Respect, combined with sympathy, heated her insides all over again. Genuine. Heartfelt. It looked like good still existed in the world.
“Sounds like you’ve built a new life though.”
“Told you you’d need that drink.” She drank again and set the glass on the table. “So how is it you think you can help me? Are you a private investigator or something? Have experience with this kind of thing?”
He offered his hand across the wicker table. Prominent veins flexed down the soft side of his forearm, every muscle inviting her to grab hold of him as he stood. “Dance with me.”
The laugh escaped without her permission. She added funny to the growing list of attributes all packed into one man. No one had been able to make her laugh like that in a long time. “You’re not serious. I can’t dance.”
“I’ll take care of you. I swear.” He waited for her to make her choice, hand outstretched, asking her to trust him.
Maybe the shots of whiskey made her do it, or the way he’d made her feel. Could’ve been his promise to take care of her. She stood up, placing her bet on all three. When was the last time she’d danced on an exotic beach with an equally exotic man? She followed him to the center of the outdoor bar, his calloused hand hot in hers. He swung her into him and the patio blurred just before he molded their bodies together. She caught her breath and the dizziness disappeared.
The chilled Atlantic breeze coasted over the flat beach, sending shivers down her back, and he strengthened his grip around her waist. His body heat tunneled through her thin clothing. A slow samba wafted through the bar as more couples took to the dance floor. Instead of the choreographed dance she expected, he swayed her back and forth, as if following some other music only he could hear.
Uneasiness slithered down her arms as he lifted her wrists behind his neck. Very intimate. Almost like lovers. The strong muscle spanning his chest pressed into her, heated her. Too close. Too familiar. She pulled away several inches, shivered when his fingertips traced a line down her side to her lower back. When was the last time someone had affected her on this level? Easy answer: she couldn’t remember.
Green eyes searched her face as though he wanted to burn himself into her memories. She couldn’t take it. Couldn’t take another dead end. She laid her head against his chest to escape the tightness clutching her ribcage; the echo of his heartbeat syncing with hers. Without a shred of evidence, she wanted to trust that the man in her arms could help her and as she settled into his grasp, a new feeling blossomed for the first time in months: hope.
A dangerous thing.
“All right. You have me here. Perfect beach. Lots of whiskey. The offer to help me find what I’m looking for. Now tell me why you’re really here.”
“What do you mean?” His lips grazed her ear, softer than she imagined, and raised goose bumps up and down her arms. The sound of his inhale against her hair threatened her logic, almost like he’d known her exact trigger spots.

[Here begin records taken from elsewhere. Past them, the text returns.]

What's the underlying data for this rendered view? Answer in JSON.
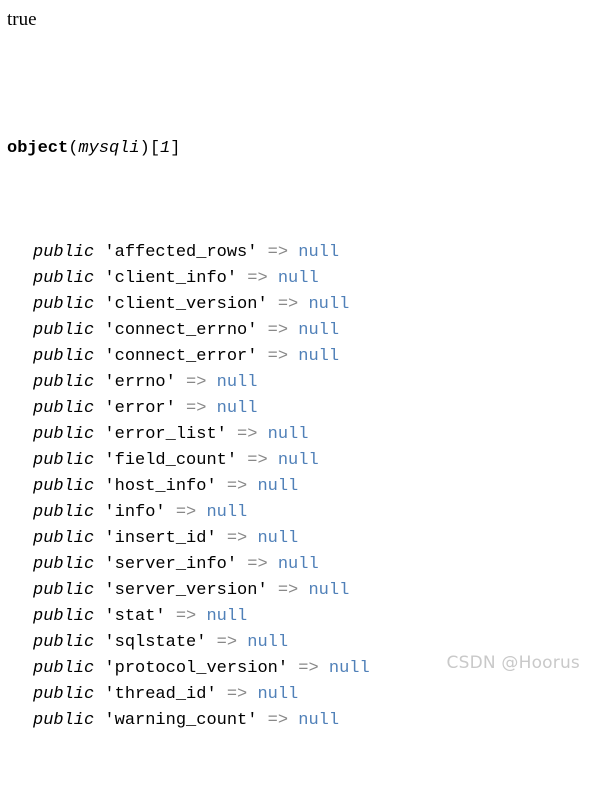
{
  "page": {
    "background_color": "#ffffff",
    "text_color": "#000000"
  },
  "output": {
    "boolean_dump": "true",
    "object_header": {
      "keyword": "object",
      "open_paren": "(",
      "class_name": "mysqli",
      "close_paren": ")",
      "open_bracket": "[",
      "object_id": "1",
      "close_bracket": "]"
    },
    "visibility_label": "public",
    "arrow": "=>",
    "null_label": "null",
    "quote": "'",
    "properties": [
      {
        "visibility": "public",
        "name": "affected_rows",
        "arrow": "=>",
        "value": "null"
      },
      {
        "visibility": "public",
        "name": "client_info",
        "arrow": "=>",
        "value": "null"
      },
      {
        "visibility": "public",
        "name": "client_version",
        "arrow": "=>",
        "value": "null"
      },
      {
        "visibility": "public",
        "name": "connect_errno",
        "arrow": "=>",
        "value": "null"
      },
      {
        "visibility": "public",
        "name": "connect_error",
        "arrow": "=>",
        "value": "null"
      },
      {
        "visibility": "public",
        "name": "errno",
        "arrow": "=>",
        "value": "null"
      },
      {
        "visibility": "public",
        "name": "error",
        "arrow": "=>",
        "value": "null"
      },
      {
        "visibility": "public",
        "name": "error_list",
        "arrow": "=>",
        "value": "null"
      },
      {
        "visibility": "public",
        "name": "field_count",
        "arrow": "=>",
        "value": "null"
      },
      {
        "visibility": "public",
        "name": "host_info",
        "arrow": "=>",
        "value": "null"
      },
      {
        "visibility": "public",
        "name": "info",
        "arrow": "=>",
        "value": "null"
      },
      {
        "visibility": "public",
        "name": "insert_id",
        "arrow": "=>",
        "value": "null"
      },
      {
        "visibility": "public",
        "name": "server_info",
        "arrow": "=>",
        "value": "null"
      },
      {
        "visibility": "public",
        "name": "server_version",
        "arrow": "=>",
        "value": "null"
      },
      {
        "visibility": "public",
        "name": "stat",
        "arrow": "=>",
        "value": "null"
      },
      {
        "visibility": "public",
        "name": "sqlstate",
        "arrow": "=>",
        "value": "null"
      },
      {
        "visibility": "public",
        "name": "protocol_version",
        "arrow": "=>",
        "value": "null"
      },
      {
        "visibility": "public",
        "name": "thread_id",
        "arrow": "=>",
        "value": "null"
      },
      {
        "visibility": "public",
        "name": "warning_count",
        "arrow": "=>",
        "value": "null"
      }
    ]
  },
  "watermark": {
    "text": "CSDN @Hoorus",
    "color": "#c9c9c9"
  },
  "colors": {
    "null_value": "#5080b8",
    "arrow": "#888888",
    "text": "#000000",
    "watermark": "#c9c9c9"
  }
}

“I mean, you know me, don’t you?” She pressed her hands against his chest. She needed distance. She needed to see his expression when he lied. Again. Ten years. Ten years and he hadn’t found her, hadn’t explained. Hadn’t ended her insanity. “From before my accident. Your being here isn’t a coincidence.”

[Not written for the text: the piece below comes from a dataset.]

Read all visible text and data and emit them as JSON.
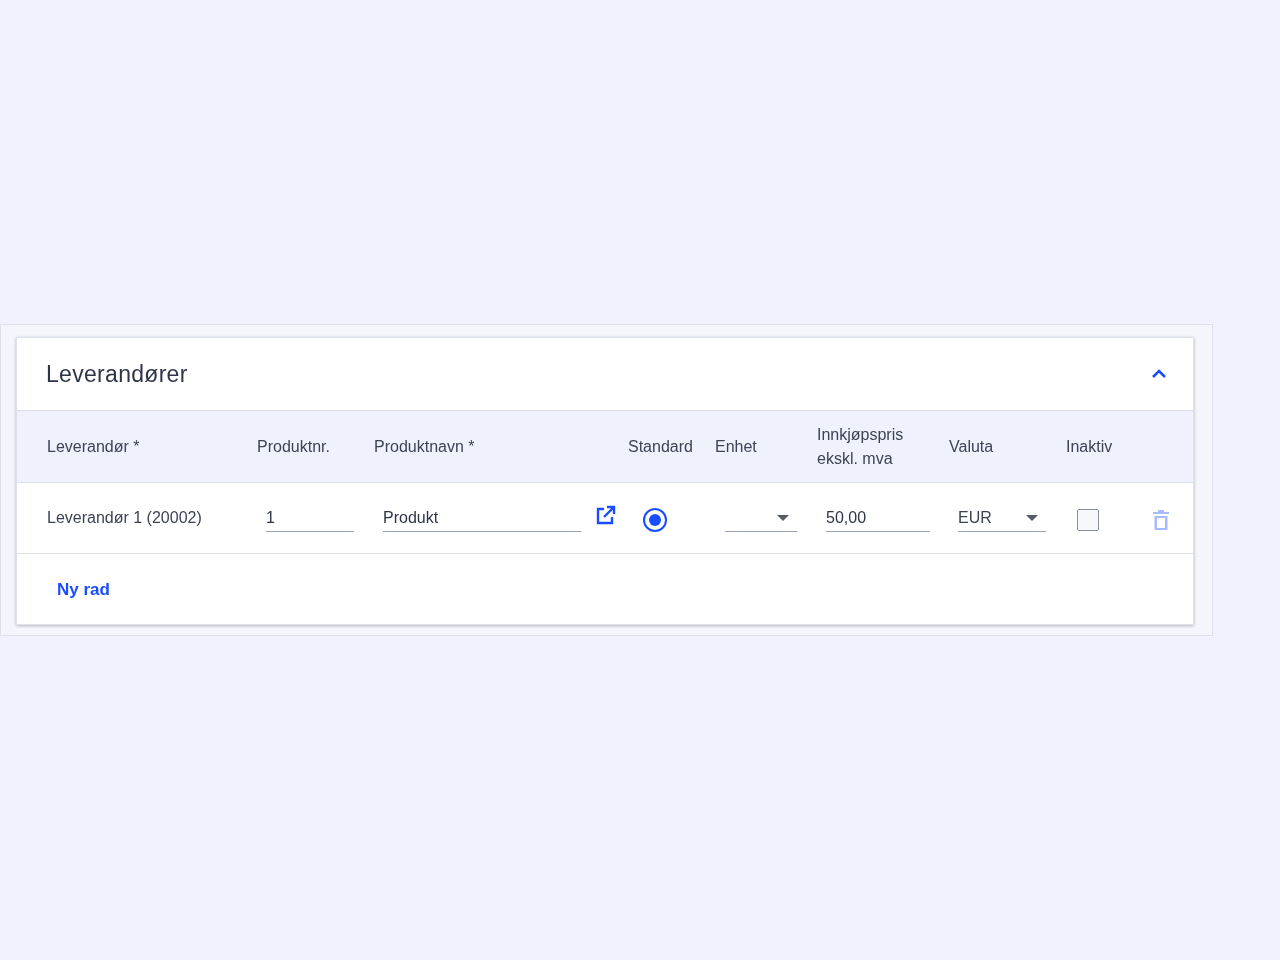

The smile tilting his mouth disappeared and her heart skipped a beat. He wouldn’t lie to her this time. His expression said so. Not after all these years. Not after everything she’d been through.

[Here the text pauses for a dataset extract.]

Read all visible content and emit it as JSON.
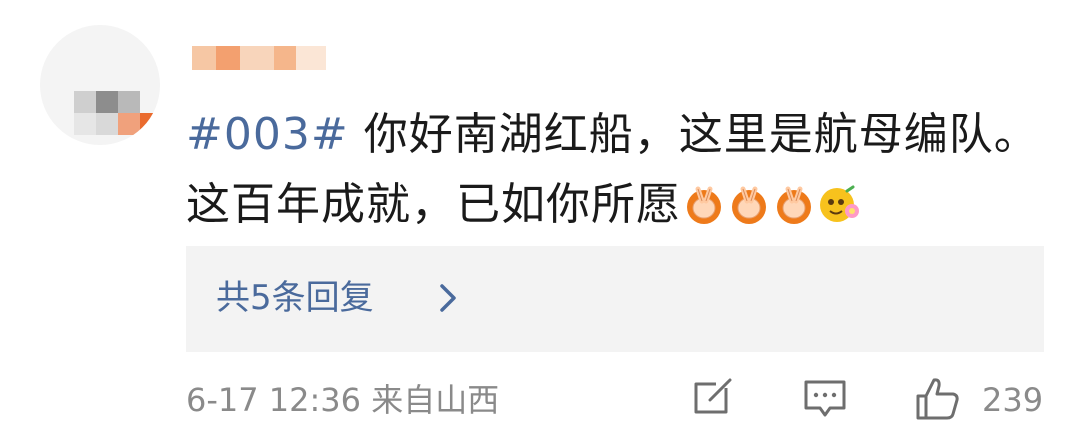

“No, Vdarra. It’s not.” His fingertips dug into her waist, grounded her, prevented her from making a break for it. Did he really think she’d turn her back on the answers she’d crossed the world for? “I’ve been searching for you ever since you left me that day in December ten years ago.”
Her mouth went dry. Finally. She’d made a breakthrough. “Why did you wait so long?”
“Because they’re looking for you, too.”